- What is required -
Would you please return the lines of the material that contain the word "avatar"?

- Data provided -
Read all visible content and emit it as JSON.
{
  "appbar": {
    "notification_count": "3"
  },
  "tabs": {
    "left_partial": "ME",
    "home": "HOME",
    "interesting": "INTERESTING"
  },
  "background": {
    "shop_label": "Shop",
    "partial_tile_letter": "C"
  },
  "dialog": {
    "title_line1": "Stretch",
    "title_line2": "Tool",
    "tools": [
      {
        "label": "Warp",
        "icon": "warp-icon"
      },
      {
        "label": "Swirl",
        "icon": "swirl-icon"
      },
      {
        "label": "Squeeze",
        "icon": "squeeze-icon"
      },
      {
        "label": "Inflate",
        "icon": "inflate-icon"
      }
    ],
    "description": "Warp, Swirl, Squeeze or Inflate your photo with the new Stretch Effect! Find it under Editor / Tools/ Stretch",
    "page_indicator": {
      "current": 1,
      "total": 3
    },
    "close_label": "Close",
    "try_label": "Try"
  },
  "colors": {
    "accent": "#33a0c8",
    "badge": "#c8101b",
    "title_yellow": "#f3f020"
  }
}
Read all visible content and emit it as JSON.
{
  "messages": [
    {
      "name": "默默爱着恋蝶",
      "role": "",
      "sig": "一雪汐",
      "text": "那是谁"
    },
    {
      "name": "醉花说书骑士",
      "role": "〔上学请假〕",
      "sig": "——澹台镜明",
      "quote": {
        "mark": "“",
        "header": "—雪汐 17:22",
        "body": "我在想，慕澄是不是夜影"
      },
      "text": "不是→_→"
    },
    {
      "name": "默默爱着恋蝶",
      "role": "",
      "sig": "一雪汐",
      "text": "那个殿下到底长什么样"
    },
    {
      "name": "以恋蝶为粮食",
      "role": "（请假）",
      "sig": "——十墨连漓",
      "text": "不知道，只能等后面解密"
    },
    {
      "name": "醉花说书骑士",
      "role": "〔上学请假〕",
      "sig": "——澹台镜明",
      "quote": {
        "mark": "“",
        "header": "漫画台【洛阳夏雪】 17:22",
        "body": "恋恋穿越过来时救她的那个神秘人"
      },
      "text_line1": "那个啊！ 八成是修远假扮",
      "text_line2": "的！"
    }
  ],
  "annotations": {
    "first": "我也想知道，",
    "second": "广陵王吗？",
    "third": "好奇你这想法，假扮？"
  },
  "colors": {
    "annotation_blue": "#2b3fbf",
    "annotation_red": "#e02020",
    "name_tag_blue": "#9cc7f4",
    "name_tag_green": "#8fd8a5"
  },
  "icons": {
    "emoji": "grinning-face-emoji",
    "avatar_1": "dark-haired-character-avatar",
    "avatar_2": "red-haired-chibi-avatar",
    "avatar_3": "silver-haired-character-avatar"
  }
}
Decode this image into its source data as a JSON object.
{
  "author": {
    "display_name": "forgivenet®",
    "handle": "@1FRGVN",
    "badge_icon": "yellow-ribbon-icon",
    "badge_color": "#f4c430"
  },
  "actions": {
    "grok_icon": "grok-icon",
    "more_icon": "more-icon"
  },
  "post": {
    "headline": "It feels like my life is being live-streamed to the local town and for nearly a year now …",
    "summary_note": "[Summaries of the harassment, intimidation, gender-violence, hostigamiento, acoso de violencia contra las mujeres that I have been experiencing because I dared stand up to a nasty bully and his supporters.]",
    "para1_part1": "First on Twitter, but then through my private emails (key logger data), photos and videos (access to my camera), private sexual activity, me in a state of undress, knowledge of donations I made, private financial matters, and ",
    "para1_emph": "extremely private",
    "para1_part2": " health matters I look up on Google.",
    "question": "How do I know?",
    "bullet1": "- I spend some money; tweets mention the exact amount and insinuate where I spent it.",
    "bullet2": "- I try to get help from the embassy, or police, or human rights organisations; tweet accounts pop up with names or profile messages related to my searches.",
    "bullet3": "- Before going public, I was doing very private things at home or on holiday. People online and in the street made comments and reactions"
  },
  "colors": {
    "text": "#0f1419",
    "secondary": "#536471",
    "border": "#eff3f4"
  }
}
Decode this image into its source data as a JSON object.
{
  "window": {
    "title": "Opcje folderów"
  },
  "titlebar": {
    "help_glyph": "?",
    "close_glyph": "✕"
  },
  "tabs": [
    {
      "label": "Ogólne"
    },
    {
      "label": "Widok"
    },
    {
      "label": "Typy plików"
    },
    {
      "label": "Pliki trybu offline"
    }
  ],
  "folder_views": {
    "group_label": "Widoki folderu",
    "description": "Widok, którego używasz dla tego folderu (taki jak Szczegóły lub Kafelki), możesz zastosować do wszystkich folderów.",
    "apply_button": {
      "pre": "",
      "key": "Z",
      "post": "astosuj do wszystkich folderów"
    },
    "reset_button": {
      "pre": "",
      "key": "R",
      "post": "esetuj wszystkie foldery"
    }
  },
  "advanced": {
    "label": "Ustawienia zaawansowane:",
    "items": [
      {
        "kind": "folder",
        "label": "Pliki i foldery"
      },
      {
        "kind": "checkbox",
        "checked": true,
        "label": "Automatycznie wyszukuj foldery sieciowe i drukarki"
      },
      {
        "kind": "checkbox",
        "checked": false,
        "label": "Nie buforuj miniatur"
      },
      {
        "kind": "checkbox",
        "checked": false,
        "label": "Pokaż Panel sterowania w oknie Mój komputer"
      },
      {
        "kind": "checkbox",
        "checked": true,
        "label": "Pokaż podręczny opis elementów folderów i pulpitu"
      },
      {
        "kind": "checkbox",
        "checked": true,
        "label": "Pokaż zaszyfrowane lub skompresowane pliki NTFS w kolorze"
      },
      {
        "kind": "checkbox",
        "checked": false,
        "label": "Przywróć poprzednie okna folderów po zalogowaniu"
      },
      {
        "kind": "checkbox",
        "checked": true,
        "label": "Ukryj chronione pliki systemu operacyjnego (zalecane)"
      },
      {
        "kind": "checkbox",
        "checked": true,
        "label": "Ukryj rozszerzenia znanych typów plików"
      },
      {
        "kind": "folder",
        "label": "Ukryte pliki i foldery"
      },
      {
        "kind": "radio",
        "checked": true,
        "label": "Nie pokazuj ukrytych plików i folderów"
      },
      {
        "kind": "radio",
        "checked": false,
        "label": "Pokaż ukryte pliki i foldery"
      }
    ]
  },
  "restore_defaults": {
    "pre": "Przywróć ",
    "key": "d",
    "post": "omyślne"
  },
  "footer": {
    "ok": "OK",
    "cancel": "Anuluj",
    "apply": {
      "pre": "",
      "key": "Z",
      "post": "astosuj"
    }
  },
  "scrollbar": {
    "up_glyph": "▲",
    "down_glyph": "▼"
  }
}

- Task answer -
    "avatar_1": "dark-haired-character-avatar",
    "avatar_2": "red-haired-chibi-avatar",
    "avatar_3": "silver-haired-character-avatar"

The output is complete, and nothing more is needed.